** DATASET EXTRACT follows **
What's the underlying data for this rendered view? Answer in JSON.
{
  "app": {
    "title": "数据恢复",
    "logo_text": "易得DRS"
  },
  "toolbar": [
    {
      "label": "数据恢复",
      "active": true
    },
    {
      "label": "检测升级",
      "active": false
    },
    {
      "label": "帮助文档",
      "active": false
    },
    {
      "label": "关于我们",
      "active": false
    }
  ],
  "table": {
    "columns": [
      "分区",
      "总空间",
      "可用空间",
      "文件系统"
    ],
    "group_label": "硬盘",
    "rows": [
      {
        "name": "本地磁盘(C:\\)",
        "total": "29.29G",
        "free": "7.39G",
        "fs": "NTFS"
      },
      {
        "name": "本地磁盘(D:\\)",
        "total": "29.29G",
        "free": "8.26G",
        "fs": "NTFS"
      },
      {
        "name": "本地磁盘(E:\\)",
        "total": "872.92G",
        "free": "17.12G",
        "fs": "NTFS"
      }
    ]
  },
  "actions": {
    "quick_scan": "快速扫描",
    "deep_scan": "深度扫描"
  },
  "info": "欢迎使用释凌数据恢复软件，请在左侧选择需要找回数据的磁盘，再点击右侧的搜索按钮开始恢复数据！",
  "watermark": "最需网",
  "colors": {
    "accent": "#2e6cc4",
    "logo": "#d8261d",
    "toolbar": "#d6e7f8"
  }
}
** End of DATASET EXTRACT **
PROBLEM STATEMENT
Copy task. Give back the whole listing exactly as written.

EXERCISE RESPONSE
What's the underlying data for this rendered view? Answer in JSON.
{
  "app": {
    "title": "数据恢复",
    "logo_text": "易得DRS"
  },
  "toolbar": [
    {
      "label": "数据恢复",
      "active": true
    },
    {
      "label": "检测升级",
      "active": false
    },
    {
      "label": "帮助文档",
      "active": false
    },
    {
      "label": "关于我们",
      "active": false
    }
  ],
  "table": {
    "columns": [
      "分区",
      "总空间",
      "可用空间",
      "文件系统"
    ],
    "group_label": "硬盘",
    "rows": [
      {
        "name": "本地磁盘(C:\\)",
        "total": "29.29G",
        "free": "7.39G",
        "fs": "NTFS"
      },
      {
        "name": "本地磁盘(D:\\)",
        "total": "29.29G",
        "free": "8.26G",
        "fs": "NTFS"
      },
      {
        "name": "本地磁盘(E:\\)",
        "total": "872.92G",
        "free": "17.12G",
        "fs": "NTFS"
      }
    ]
  },
  "actions": {
    "quick_scan": "快速扫描",
    "deep_scan": "深度扫描"
  },
  "info": "欢迎使用释凌数据恢复软件，请在左侧选择需要找回数据的磁盘，再点击右侧的搜索按钮开始恢复数据！",
  "watermark": "最需网",
  "colors": {
    "accent": "#2e6cc4",
    "logo": "#d8261d",
    "toolbar": "#d6e7f8"
  }
}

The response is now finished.